British protesters gathered outside the US embassy in London to decry Donald Trump’s so-called ‘Deal of the Century’ on 1 February 2020 [organisers]

Meanwhile, the region has become vital to China. Arab states are the main source of fuel for the Chinese economic powerhouse. Six of China’s top ten oil suppliers are in the Middle East, with Saudi Arabia occupying the top spot. Beijing’s relationship with the Arabs also revolves around its $1 trillion Belt and Road infrastructure (BRI) programme, launched in 2013. Through BRI, China aims to finance roads, ports and power stations in some of the world’s poorest areas.

As part of its push into the region, according to an article in the Financial Times about the Pentagon’s warning of China’s growing influence in the Middle East, Chinese companies have built ports in Israel, and invested in oil and petrochemical complexes in Saudi Arabia. Sinopec, the Chinese oil company, has several joint projects with Saudi state energy giant Saudi Aramco, including a large refinery in Yanbu.

The Suez Canal Economic Zone, launched by Egypt in 2015 to create an industrial and logistics hub around the Suez Canal, is another key Chinese investment. The canal is a vital shipping route connecting the Red Sea and the Mediterranean. Chinese companies are apparently also competing with the US to sell weapons to Middle Eastern countries.

READ: Did the coronavirus’ message reach global titans?

A question that is likely to dominate the coming years is how long China will be allowed to flex its economic muscle in a Middle East still under a US security umbrella. Groans about China being a “freeloader” grew under former US President Barack Obama, who claimed in 2014 that China had been taking advantage of the security provided by the US in the region for thirty years. Disgruntled voices in the media also complained that China and other oil-consuming nations had benefited as Washington spent billions of dollars a year to police chokepoints like the Strait of Hormuz and other volatile parts of the Middle East to ensure that oil still flows around the globe.

These tensions are very likely to get worse in the post-coronavirus era bringing new dangers to the region’s 411 million people. If the behaviour of Saudi Crown Prince Mohammad Bin Salman is anything to go by, a Cold War between China and the US is more likely to empower Middle East autocrats. Last year, the prince visited China on a trip that was seen as an attempt to capitalise on the rift between Beijing and Washington. Riyadh’s trade deal with China that included weapons as well as 5G wireless communication technology and drones was viewed as a bargaining chip to be used against US attempts to push for a harsh response to the murder of journalist Jamal Khashoggi in 2018.

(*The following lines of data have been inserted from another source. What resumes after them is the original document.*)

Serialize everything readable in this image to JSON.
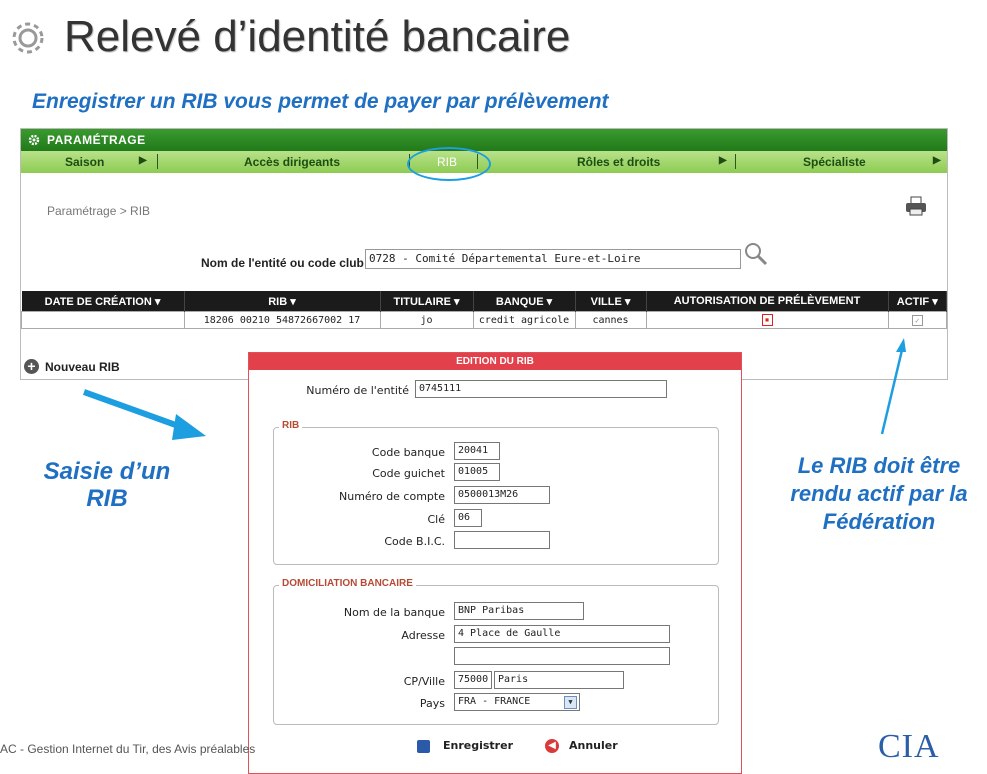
{
  "slide": {
    "title": "Relevé d’identité bancaire",
    "subtitle": "Enregistrer un RIB vous permet de payer par prélèvement",
    "note_left": "Saisie d’un RIB",
    "note_right": "Le RIB doit être rendu actif par la Fédération",
    "footer": "AC - Gestion Internet du Tir, des Avis préalables",
    "logo": "CIA",
    "accent_color": "#1f6fc2"
  },
  "app": {
    "header_title": "PARAMÉTRAGE",
    "menu": [
      {
        "label": "Saison"
      },
      {
        "label": "Accès dirigeants"
      },
      {
        "label": "RIB"
      },
      {
        "label": "Rôles et droits"
      },
      {
        "label": "Spécialiste"
      }
    ],
    "breadcrumb": "Paramétrage > RIB",
    "entity": {
      "label": "Nom de l'entité ou code club",
      "value": "0728 - Comité Départemental Eure-et-Loire"
    },
    "table": {
      "headers": [
        "DATE DE CRÉATION ▾",
        "RIB ▾",
        "TITULAIRE ▾",
        "BANQUE ▾",
        "VILLE ▾",
        "AUTORISATION DE PRÉLÈVEMENT",
        "ACTIF ▾"
      ],
      "rows": [
        {
          "date": "",
          "rib": "18206 00210 54872667002 17",
          "titulaire": "jo",
          "banque": "credit agricole",
          "ville": "cannes"
        }
      ]
    },
    "new_rib_label": "Nouveau RIB"
  },
  "modal": {
    "title": "EDITION DU RIB",
    "entity_number_label": "Numéro de l'entité",
    "entity_number_value": "0745111",
    "rib_legend": "RIB",
    "code_banque_label": "Code banque",
    "code_banque_value": "20041",
    "code_guichet_label": "Code guichet",
    "code_guichet_value": "01005",
    "numero_compte_label": "Numéro de compte",
    "numero_compte_value": "0500013M26",
    "cle_label": "Clé",
    "cle_value": "06",
    "bic_label": "Code B.I.C.",
    "bic_value": "",
    "domiciliation_legend": "DOMICILIATION BANCAIRE",
    "nom_banque_label": "Nom de la banque",
    "nom_banque_value": "BNP Paribas",
    "adresse_label": "Adresse",
    "adresse_value": "4 Place de Gaulle",
    "adresse2_value": "",
    "cp_ville_label": "CP/Ville",
    "cp_value": "75000",
    "ville_value": "Paris",
    "pays_label": "Pays",
    "pays_value": "FRA - FRANCE",
    "save_label": "Enregistrer",
    "cancel_label": "Annuler"
  }
}
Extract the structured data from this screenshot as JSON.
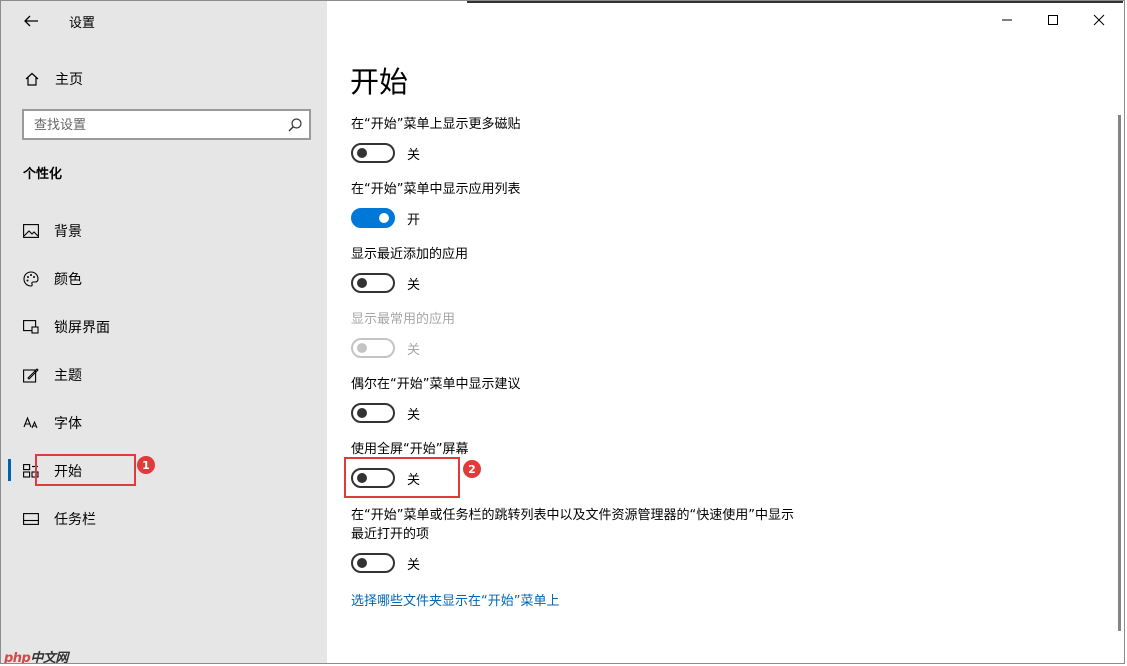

While there is every reason to suggest that America’s role in the Middle East has been nothing short of a disaster, a Cold War between two superpowers, one of which is currently holding two million Muslims in “re-education facilities” without any criticism from the Arab regimes, may not be good news. The Middle East needs good governance and an end to authoritarian rule, but there is little chance of that happening as long as a Cold War between China and the US plays out.

The views expressed in this article belong to the author and do not necessarily reflect the editorial policy of Middle East Monitor.

Categories
ArticleAsia & AmericasChinaCoronavirusIsraelMiddle EastOpinionPalestineSaudi ArabiaUS
Show Comments
Show Comments